• **What you have to do**
Could you reproduce the entries exactly, omitting every picture?

Stored data START

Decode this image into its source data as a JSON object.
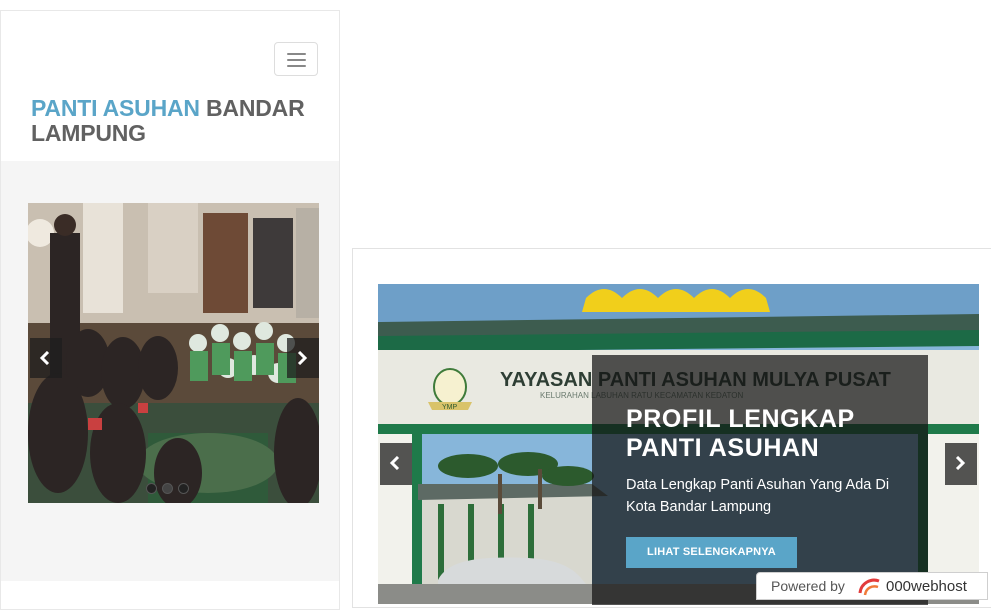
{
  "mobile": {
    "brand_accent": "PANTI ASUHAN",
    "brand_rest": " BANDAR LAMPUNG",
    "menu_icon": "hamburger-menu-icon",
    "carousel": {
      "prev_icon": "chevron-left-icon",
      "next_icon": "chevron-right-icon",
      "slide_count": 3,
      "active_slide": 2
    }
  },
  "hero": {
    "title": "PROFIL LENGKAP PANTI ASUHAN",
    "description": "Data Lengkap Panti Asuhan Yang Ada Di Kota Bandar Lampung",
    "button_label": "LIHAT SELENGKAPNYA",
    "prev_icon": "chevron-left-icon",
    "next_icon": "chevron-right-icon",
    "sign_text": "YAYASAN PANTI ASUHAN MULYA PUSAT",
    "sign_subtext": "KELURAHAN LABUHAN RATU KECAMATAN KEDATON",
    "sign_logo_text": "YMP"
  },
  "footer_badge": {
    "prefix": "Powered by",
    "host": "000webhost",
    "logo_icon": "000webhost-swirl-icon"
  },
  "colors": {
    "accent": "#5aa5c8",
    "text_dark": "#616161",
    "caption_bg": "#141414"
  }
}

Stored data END

• **Solution for this task**
Decode this image into its source data as a JSON object.
{
  "mobile": {
    "brand_accent": "PANTI ASUHAN",
    "brand_rest": " BANDAR LAMPUNG",
    "menu_icon": "hamburger-menu-icon",
    "carousel": {
      "prev_icon": "chevron-left-icon",
      "next_icon": "chevron-right-icon",
      "slide_count": 3,
      "active_slide": 2
    }
  },
  "hero": {
    "title": "PROFIL LENGKAP PANTI ASUHAN",
    "description": "Data Lengkap Panti Asuhan Yang Ada Di Kota Bandar Lampung",
    "button_label": "LIHAT SELENGKAPNYA",
    "prev_icon": "chevron-left-icon",
    "next_icon": "chevron-right-icon",
    "sign_text": "YAYASAN PANTI ASUHAN MULYA PUSAT",
    "sign_subtext": "KELURAHAN LABUHAN RATU KECAMATAN KEDATON",
    "sign_logo_text": "YMP"
  },
  "footer_badge": {
    "prefix": "Powered by",
    "host": "000webhost",
    "logo_icon": "000webhost-swirl-icon"
  },
  "colors": {
    "accent": "#5aa5c8",
    "text_dark": "#616161",
    "caption_bg": "#141414"
  }
}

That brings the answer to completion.